The antiviral activity of remdesivir, an investigational treatment for coronavirus disease 2019 (COVID-19), may potentially be reduced if it is coadministered with chloroquine or hydroxychloroquine, according to the Food and Drug Administration (FDA).
In a press statement, the Agency warned clinicians about this potential drug interaction, which is based on in vitro data that showed an antagonistic effect of chloroquine on the intracellular metabolic activation and antiviral activity of remdesivir.
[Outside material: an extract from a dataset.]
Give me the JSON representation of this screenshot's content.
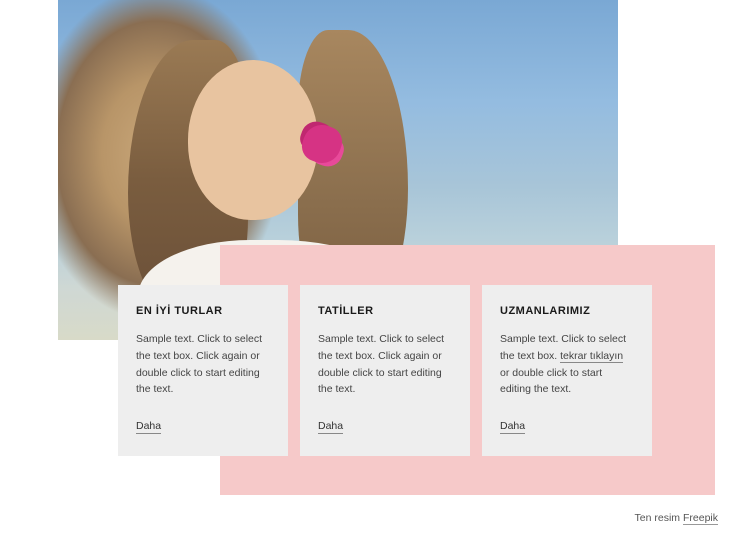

As such, concomitant use of remdesivir with chloroquine or hydroxychloroquine is not recommended.
At this time, reduced antiviral activity has not been reported in the clinical setting, but the FDA is continuing to evaluate data as it becomes available. “We understand that, as we learn more about these products, changes may be necessary based on new data – such as today’s updates for healthcare providers about a potential drug interaction and other important information about using remdesivir to treat COVID-19 patients,” said Patrizia Cavazzoni, MD, acting director of the FDA’s Center for Drug Evaluation and Research.
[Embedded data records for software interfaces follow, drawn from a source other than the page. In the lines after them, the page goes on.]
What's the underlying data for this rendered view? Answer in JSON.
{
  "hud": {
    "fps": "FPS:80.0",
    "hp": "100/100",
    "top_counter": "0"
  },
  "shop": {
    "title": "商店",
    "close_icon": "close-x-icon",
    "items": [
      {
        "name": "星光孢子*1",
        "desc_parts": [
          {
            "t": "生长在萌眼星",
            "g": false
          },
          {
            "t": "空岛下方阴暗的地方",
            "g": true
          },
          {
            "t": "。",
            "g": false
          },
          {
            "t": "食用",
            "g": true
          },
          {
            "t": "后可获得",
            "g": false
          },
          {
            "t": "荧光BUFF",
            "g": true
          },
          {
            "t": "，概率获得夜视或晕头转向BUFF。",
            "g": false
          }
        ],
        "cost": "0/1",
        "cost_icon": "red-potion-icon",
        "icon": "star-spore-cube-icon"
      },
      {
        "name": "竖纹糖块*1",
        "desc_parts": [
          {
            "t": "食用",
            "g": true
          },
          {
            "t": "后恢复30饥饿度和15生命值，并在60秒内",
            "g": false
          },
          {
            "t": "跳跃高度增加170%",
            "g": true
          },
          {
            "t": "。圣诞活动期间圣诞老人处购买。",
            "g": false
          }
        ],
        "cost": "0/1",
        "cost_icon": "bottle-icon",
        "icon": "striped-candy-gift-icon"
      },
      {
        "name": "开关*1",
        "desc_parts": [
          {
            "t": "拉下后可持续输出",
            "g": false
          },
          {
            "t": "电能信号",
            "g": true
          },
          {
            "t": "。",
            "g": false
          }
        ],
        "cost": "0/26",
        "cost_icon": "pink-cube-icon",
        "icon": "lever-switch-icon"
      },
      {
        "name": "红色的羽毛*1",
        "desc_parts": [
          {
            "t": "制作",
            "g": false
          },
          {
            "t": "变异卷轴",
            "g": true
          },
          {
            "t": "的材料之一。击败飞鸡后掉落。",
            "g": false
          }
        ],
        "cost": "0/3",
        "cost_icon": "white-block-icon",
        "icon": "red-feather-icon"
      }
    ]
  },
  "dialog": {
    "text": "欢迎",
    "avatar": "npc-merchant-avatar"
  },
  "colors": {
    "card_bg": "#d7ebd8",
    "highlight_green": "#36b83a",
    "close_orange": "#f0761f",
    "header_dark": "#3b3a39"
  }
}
Remdesivir, a nucleotide analogue with broad spectrum antiviral activity, was granted emergency use authorization (EUA) in May 2020 following preliminary results from a National Institutes of Health (NIH) study that showed the treatment was associated with a shorter time to recovery in patients hospitalized with COVID-19. As part of the EUA, a fact sheet must be made available to healthcare providers that includes prescribing information for the investigational agent. In light of the new finding, the fact sheet for remdesivir has been updated to include the potential interaction. Moreover, based on results from both the NIH trial and a Gilead-sponsored study, updates have been made to clarify dosing and administration recommendations, and additional safety data has been added.
“As we have done throughout the pandemic, the FDA continues to evaluate all of the emergency use authorizations issued and their related materials and will continue to make changes as appropriate based on emerging science and data,” Cavazzoni added. Recently, the Agency revoked the EUA for chloroquine and hydroxychloroquine based on new information suggesting that the potential benefits of these agents in treating COVID-19 no longer outweighed the risks.
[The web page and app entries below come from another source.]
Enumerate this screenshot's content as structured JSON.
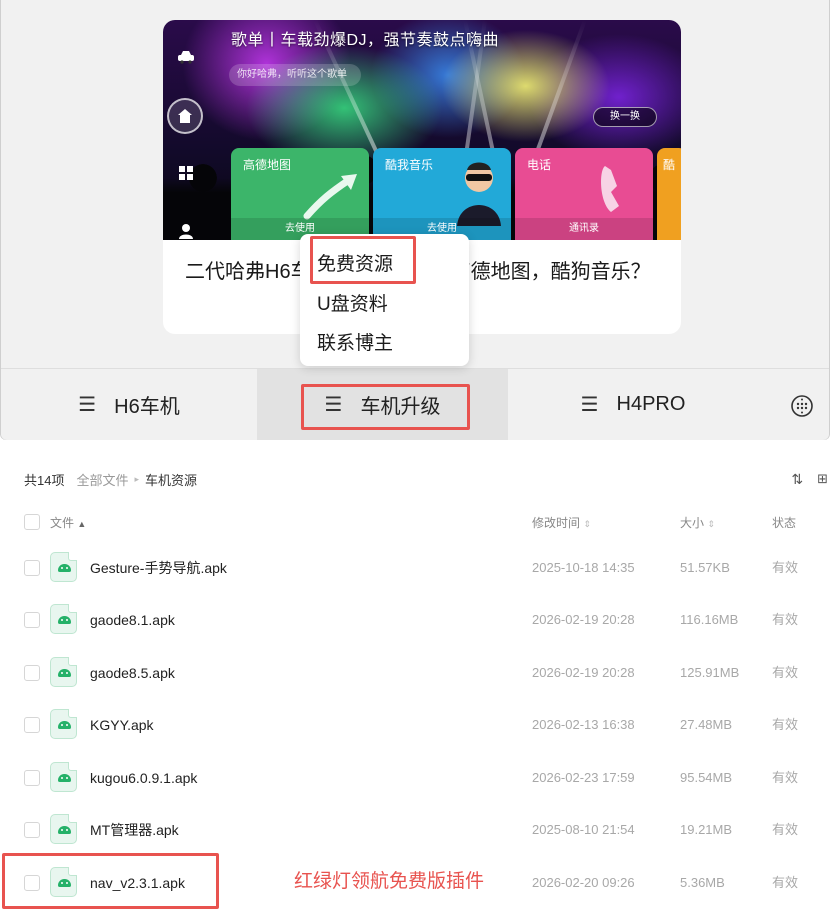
{
  "banner": {
    "title": "歌单丨车载劲爆DJ，强节奏鼓点嗨曲",
    "search_placeholder": "你好哈弗，听听这个歌单",
    "switch_label": "换一换",
    "tiles": [
      {
        "label": "高德地图",
        "footer": "去使用",
        "color": "#3cb56a"
      },
      {
        "label": "酷我音乐",
        "footer": "去使用",
        "color": "#22a9d8"
      },
      {
        "label": "电话",
        "footer": "通讯录",
        "color": "#e84c93"
      },
      {
        "label": "酷",
        "footer": "",
        "color": "#f0a020"
      }
    ]
  },
  "card": {
    "text": "二代哈弗H6车机怎么免费升级高德地图，酷狗音乐？"
  },
  "dropdown": {
    "items": [
      "免费资源",
      "U盘资料",
      "联系博主"
    ]
  },
  "tabs": [
    {
      "label": "H6车机"
    },
    {
      "label": "车机升级"
    },
    {
      "label": "H4PRO"
    }
  ],
  "file_manager": {
    "count": "共14项",
    "breadcrumb": [
      "全部文件",
      "车机资源"
    ],
    "columns": {
      "name": "文件",
      "modified": "修改时间",
      "size": "大小",
      "status": "状态"
    },
    "files": [
      {
        "name": "Gesture-手势导航.apk",
        "modified": "2025-10-18 14:35",
        "size": "51.57KB",
        "status": "有效"
      },
      {
        "name": "gaode8.1.apk",
        "modified": "2026-02-19 20:28",
        "size": "116.16MB",
        "status": "有效"
      },
      {
        "name": "gaode8.5.apk",
        "modified": "2026-02-19 20:28",
        "size": "125.91MB",
        "status": "有效"
      },
      {
        "name": "KGYY.apk",
        "modified": "2026-02-13 16:38",
        "size": "27.48MB",
        "status": "有效"
      },
      {
        "name": "kugou6.0.9.1.apk",
        "modified": "2026-02-23 17:59",
        "size": "95.54MB",
        "status": "有效"
      },
      {
        "name": "MT管理器.apk",
        "modified": "2025-08-10 21:54",
        "size": "19.21MB",
        "status": "有效"
      },
      {
        "name": "nav_v2.3.1.apk",
        "modified": "2026-02-20 09:26",
        "size": "5.36MB",
        "status": "有效"
      }
    ]
  },
  "annotation": "红绿灯领航免费版插件",
  "colors": {
    "highlight": "#e8534f",
    "apk_green": "#25b169",
    "active_tab_bg": "#e2e2e2"
  }
}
For more information visit fda.gov.
This article originally appeared on MPR